In reality, that’s not most of us. I’ve discovered through meeting so many people all across Australia that every person has an amazing story. Most of us have had more than our fair share of trials and tribulations and it’s these things that can make it really hard to feel emotionally and mentally whole. In light of this, I think it’s therefore even more important to be living well, putting good natural, whole foods and lots and lots of fresh fruit and vegetables in to our bodies. To be getting outside and exercising. To be sharing a real life of community and to be trying new, interesting and challenging things.
I watched a fantastic documentary recently called, “Fat, Sick and Nearly Dead.” It’s a great little Aussie doco made by a bloke called Joe Cross. It documents his journey as he tackles his own poor health and places himself on a juice fast for 60 days. It’s got that typical understated, tongue in cheek Aussie feel to it and is really worth watching. He goes from being overweight and suffering from a debilitating auto-immune disease and loaded up on steroids to becoming an amazing picture of health, free of the illness and any medication. Very inspiring.
“We have an unprecedented opportunity in history today, to be healthy and live longer, and we simply don’t have to be unwell when we get old. We don’t have to have a heart attack, we don’t have to have strokes and we can dramatically reduce our chances of getting cancer.” Dr Fuhrman, author of, “Eat to Live” and specialist in Nutritional Medicine.

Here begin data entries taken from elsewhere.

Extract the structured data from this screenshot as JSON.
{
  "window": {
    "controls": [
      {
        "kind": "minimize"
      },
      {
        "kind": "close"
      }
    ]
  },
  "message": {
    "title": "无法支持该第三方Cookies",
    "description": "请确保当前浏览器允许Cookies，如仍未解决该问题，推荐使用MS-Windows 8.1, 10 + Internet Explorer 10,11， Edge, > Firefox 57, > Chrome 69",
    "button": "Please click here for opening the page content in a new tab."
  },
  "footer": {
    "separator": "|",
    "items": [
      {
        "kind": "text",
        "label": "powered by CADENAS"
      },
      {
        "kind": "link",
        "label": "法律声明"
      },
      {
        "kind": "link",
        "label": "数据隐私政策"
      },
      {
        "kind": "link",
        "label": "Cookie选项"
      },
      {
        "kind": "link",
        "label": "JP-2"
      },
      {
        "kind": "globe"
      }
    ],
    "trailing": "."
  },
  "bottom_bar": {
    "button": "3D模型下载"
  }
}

“70% of the diseases that affect us now are caused by our life choices. How we exercise, if we smoke, what we eat, that’s saturated fats, carbohydrates, salt and alcohol. Now, can you have some of that? Sure, but most people have too much of it.” Professor Penny speaking of Joe Cross, “He’s certainly changed his lifestyle, but he didn’t change just what went in his mouth. He become more active, he stopped drinking alcohol, he doesn’t drink tea and coffee and he doesn’t buy manufactured, processed foods. What he’s done will go a long way to prevent him from getting heart disease, cancer, mental illness, diabetes, and a range of other medical conditions because he’s committed himself to a healthy lifestyle, and he did it at 40.” Professor R Penny. Emeritus Professor of Medicine, University of NSW and Medical Director – Good Health Solutions

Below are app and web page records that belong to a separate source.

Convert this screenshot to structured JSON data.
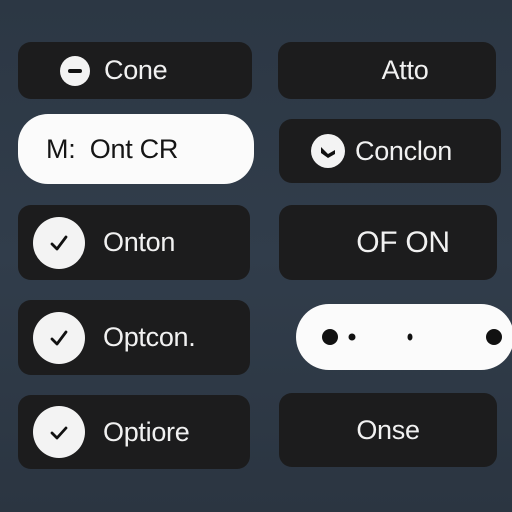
{
  "options": {
    "item_1": {
      "label": "Cone"
    },
    "item_2": {
      "label": "Atto"
    },
    "item_3": {
      "label": "M:  Ont CR"
    },
    "item_4": {
      "label": "Conclon"
    },
    "item_5": {
      "label": "Onton"
    },
    "item_6": {
      "label": "OF ON"
    },
    "item_7": {
      "label": "Optcon."
    },
    "item_8": {
      "label": "Optiore"
    },
    "item_9": {
      "label": "Onse"
    }
  },
  "icons": {
    "item_1": "minus-icon",
    "item_4": "chevron-icon",
    "item_5": "checkmark-icon",
    "item_7": "checkmark-icon",
    "item_8": "checkmark-icon"
  },
  "colors": {
    "background": "#2f3a47",
    "button_dark": "#1c1c1d",
    "button_light": "#fbfbfb",
    "text_light": "#f1f1f1",
    "text_dark": "#151515"
  }
}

For the average person on the street not living with a major mental illness, living a simple, healthy lifestyle where you don’t do fad diets and live by the old adage of, “Everything in moderation,” where you exercise and have meaningful relationships and drink lots of filtered water and enjoy the outdoors, where you try new things and take calculated risks, where you learn to reflect and meditate and start trying to think outside the box, where you place money low on your list of priorities and a life rich in experience high on your list, where you recognize that something as simple as spirituality can bring amazing meaning and fulfillment to your life, you are almost guaranteed pretty good emotional and mental health.

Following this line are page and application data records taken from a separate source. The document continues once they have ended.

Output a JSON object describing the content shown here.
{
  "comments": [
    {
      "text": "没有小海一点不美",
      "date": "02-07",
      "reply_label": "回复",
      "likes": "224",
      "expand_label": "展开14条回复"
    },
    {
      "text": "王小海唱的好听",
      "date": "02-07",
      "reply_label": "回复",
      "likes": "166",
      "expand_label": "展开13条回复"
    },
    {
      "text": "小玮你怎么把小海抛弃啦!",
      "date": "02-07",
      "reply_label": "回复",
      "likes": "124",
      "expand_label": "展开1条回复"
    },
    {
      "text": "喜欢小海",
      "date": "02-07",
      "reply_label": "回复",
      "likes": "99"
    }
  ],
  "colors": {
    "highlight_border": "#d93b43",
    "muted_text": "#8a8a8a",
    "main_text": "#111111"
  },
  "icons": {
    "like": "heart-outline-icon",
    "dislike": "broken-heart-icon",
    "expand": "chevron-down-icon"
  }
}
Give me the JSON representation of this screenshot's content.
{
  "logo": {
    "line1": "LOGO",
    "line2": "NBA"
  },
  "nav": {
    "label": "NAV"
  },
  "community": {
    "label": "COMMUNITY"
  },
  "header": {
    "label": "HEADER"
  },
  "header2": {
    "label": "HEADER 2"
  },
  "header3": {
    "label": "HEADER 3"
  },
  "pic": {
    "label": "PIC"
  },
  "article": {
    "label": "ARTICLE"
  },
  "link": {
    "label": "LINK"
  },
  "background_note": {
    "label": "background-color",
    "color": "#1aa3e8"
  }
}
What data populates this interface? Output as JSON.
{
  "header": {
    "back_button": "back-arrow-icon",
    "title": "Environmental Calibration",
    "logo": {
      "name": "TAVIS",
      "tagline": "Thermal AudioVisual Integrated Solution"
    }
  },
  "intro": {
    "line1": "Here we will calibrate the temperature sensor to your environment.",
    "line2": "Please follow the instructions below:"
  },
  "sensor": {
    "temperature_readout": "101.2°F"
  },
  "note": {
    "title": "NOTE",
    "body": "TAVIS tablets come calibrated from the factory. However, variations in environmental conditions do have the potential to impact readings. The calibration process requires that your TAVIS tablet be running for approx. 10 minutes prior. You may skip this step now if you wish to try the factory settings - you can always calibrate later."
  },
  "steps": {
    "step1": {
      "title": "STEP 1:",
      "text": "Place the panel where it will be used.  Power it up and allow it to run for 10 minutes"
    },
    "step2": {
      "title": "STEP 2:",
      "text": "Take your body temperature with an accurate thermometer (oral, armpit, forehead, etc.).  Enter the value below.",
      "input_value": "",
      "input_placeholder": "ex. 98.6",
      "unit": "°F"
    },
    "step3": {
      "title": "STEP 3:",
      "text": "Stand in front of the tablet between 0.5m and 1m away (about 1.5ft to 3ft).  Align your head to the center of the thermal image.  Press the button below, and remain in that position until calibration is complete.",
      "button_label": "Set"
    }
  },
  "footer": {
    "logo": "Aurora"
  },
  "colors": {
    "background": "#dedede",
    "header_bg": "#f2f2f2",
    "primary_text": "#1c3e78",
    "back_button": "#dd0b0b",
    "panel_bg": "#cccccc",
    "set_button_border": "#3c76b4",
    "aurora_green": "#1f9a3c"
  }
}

Give it a go. I dare you. In fact, not only do I dare you, but I promise I’ll join you.